## PROBLEM TO WORK ON
What this exercise needs is every entry restated as written, with no pictures.

## SUPPLIED DATA
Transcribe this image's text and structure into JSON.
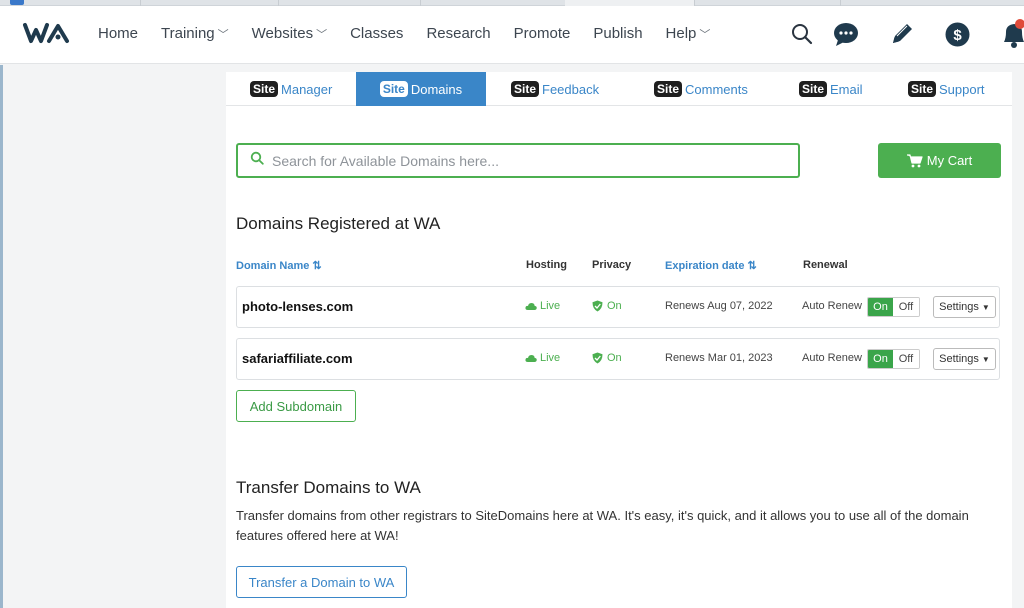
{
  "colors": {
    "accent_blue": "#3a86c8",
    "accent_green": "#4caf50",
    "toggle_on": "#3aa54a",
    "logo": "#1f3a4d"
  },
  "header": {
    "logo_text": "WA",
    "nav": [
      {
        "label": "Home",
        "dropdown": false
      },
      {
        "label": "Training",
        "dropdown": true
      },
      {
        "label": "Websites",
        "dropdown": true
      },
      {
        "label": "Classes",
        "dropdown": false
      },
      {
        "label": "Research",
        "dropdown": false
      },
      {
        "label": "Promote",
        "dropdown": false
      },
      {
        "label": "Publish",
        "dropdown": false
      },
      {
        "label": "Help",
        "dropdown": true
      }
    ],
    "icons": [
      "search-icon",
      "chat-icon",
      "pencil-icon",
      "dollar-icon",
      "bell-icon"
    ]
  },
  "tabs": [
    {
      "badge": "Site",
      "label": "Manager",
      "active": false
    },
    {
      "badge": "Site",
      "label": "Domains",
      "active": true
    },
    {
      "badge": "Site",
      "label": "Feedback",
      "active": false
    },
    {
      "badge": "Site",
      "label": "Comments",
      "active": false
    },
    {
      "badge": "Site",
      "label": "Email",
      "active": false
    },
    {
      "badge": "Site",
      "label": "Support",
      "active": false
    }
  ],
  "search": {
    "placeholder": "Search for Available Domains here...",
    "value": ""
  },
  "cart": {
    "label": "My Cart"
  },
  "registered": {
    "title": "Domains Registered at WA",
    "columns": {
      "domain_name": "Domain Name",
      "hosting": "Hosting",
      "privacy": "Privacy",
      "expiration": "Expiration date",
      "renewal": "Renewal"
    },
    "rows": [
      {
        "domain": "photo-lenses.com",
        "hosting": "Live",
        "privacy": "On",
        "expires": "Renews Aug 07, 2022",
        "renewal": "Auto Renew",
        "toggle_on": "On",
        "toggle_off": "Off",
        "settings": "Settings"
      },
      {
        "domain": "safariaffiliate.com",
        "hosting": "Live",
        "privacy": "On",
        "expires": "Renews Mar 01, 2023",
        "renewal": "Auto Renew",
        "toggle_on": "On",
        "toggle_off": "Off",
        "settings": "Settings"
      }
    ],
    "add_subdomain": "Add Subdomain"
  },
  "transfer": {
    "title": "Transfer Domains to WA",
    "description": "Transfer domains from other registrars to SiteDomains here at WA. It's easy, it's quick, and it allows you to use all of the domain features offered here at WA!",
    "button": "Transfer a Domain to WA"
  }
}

## YOUR SOLUTION
Transcribe this image's text and structure into JSON.
{
  "colors": {
    "accent_blue": "#3a86c8",
    "accent_green": "#4caf50",
    "toggle_on": "#3aa54a",
    "logo": "#1f3a4d"
  },
  "header": {
    "logo_text": "WA",
    "nav": [
      {
        "label": "Home",
        "dropdown": false
      },
      {
        "label": "Training",
        "dropdown": true
      },
      {
        "label": "Websites",
        "dropdown": true
      },
      {
        "label": "Classes",
        "dropdown": false
      },
      {
        "label": "Research",
        "dropdown": false
      },
      {
        "label": "Promote",
        "dropdown": false
      },
      {
        "label": "Publish",
        "dropdown": false
      },
      {
        "label": "Help",
        "dropdown": true
      }
    ],
    "icons": [
      "search-icon",
      "chat-icon",
      "pencil-icon",
      "dollar-icon",
      "bell-icon"
    ]
  },
  "tabs": [
    {
      "badge": "Site",
      "label": "Manager",
      "active": false
    },
    {
      "badge": "Site",
      "label": "Domains",
      "active": true
    },
    {
      "badge": "Site",
      "label": "Feedback",
      "active": false
    },
    {
      "badge": "Site",
      "label": "Comments",
      "active": false
    },
    {
      "badge": "Site",
      "label": "Email",
      "active": false
    },
    {
      "badge": "Site",
      "label": "Support",
      "active": false
    }
  ],
  "search": {
    "placeholder": "Search for Available Domains here...",
    "value": ""
  },
  "cart": {
    "label": "My Cart"
  },
  "registered": {
    "title": "Domains Registered at WA",
    "columns": {
      "domain_name": "Domain Name",
      "hosting": "Hosting",
      "privacy": "Privacy",
      "expiration": "Expiration date",
      "renewal": "Renewal"
    },
    "rows": [
      {
        "domain": "photo-lenses.com",
        "hosting": "Live",
        "privacy": "On",
        "expires": "Renews Aug 07, 2022",
        "renewal": "Auto Renew",
        "toggle_on": "On",
        "toggle_off": "Off",
        "settings": "Settings"
      },
      {
        "domain": "safariaffiliate.com",
        "hosting": "Live",
        "privacy": "On",
        "expires": "Renews Mar 01, 2023",
        "renewal": "Auto Renew",
        "toggle_on": "On",
        "toggle_off": "Off",
        "settings": "Settings"
      }
    ],
    "add_subdomain": "Add Subdomain"
  },
  "transfer": {
    "title": "Transfer Domains to WA",
    "description": "Transfer domains from other registrars to SiteDomains here at WA. It's easy, it's quick, and it allows you to use all of the domain features offered here at WA!",
    "button": "Transfer a Domain to WA"
  }
}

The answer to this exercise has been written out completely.